Half steps, half measures
The second arm of the U.S. strategy against IS depends on building up local forces to be able to take on IS themselves.
Last month, the U.S. began training about 90 Syrian fighters and the Pentagon says it hopes to have a total of 3,000 fighters ready for battle by the end of the year. Out of 6,000 who have volunteered, only a third of them have so far been vetted.
Iraqi soldiers train with members of the U.S. Army 3rd Brigade Combat Team, 82nd Airborne Division, at Camp Taji, Iraq, in this U.S. Army photo released June 2, 2015.
Meanwhile, the Pentagon has sent 3,100 U.S. troops to Iraq and another 450 will shortly join them as part of ongoing efforts to recruit and train fighters.
The U.S. initially aimed to train 24,000 troops by fall 2015. But so far, the Pentagon says it has trained only 8,900 Iraqis, in part because the Iraq military has had a hard time convincing Sunnis to join up.
“You’re never going to build a force with half steps and half measures like this,” said retired Lt. General Michael Barbero, who was responsible for training, equipping and developing Iraqi security forces from 2009 to 2011.
“We need to acknowledge that we need a viable ground force, and the only one that is an option is the Iraqi security forces,” he said. “So first of all, let’s get serious about building and training and equipping Iraqi security forces, with the right numbers and the right effort.”
Barbero estimates it would take about 10,000 U.S. troops – not combat troops, he emphasizes – to get the Iraqi forces up to par.
“When you start setting up different bases, you need force protection. You need command and control. You need logistics. And then you need a good number of trainers and advisors to help them, enable the Iraqis to take the fight,” he said.
Barbero also calls for the U.S. to arm the Kurds directly, rather than channel arms and ammunition through Baghdad.
“They are loyal to us. They are our friends. They’ve asked for it. They need it. We should be doing everything we can for them,” Barbero said.
But Barry Posen fears the U.S. is headed into another open-ended conflict.
“There never was an Iraqi army,” Posen said. “What there was were Iraqi units inside a U.S. army,” he said. “And as long as they were in the US army, they were okay. They could be used for some things. They could be relied upon.

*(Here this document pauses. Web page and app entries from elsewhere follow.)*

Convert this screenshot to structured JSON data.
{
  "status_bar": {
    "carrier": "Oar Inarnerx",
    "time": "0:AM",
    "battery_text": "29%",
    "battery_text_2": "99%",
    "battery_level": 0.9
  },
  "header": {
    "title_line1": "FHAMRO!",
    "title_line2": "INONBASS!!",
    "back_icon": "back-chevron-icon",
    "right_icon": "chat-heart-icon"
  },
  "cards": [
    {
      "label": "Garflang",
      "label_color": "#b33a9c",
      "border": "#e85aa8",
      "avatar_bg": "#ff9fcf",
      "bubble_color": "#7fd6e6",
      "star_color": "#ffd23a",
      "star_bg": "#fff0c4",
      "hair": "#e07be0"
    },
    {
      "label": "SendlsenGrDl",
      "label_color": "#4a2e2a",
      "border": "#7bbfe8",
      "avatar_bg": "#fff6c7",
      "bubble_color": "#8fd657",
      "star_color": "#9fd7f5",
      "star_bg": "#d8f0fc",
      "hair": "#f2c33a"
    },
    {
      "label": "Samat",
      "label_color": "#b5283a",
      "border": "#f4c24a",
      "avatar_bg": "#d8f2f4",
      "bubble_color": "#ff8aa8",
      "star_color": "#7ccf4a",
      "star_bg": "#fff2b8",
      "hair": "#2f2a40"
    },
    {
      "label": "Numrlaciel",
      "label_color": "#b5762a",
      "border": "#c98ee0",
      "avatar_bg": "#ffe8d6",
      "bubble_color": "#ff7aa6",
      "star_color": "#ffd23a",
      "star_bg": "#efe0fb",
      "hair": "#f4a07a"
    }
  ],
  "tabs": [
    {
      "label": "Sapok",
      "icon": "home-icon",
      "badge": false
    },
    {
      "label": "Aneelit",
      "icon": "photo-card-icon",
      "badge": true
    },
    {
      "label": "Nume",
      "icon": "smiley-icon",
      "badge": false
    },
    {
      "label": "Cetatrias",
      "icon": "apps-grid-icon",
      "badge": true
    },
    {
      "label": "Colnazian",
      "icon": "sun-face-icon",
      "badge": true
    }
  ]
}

But essentially, when you took the training wheels off the bicycle, they rode the bicycle into the ditch.”
The only way to bring the Iraqi military back up to snuff, Posen says, is to bring in thousands of U.S. troops.
“But then you’re on the slippery slope,” Posen said. “Every time you do one of these interventions, you create an expectation of success and you justify it on the basis of a narrative of desperate necessity.”
What if it doesn’t work, asks Posen, remembering the Gulf War.
“Are you going to be able to brush your hands together and say, ‘Well, we tried that, it didn’t work, time to go home’? Or, will we just send in more troops?”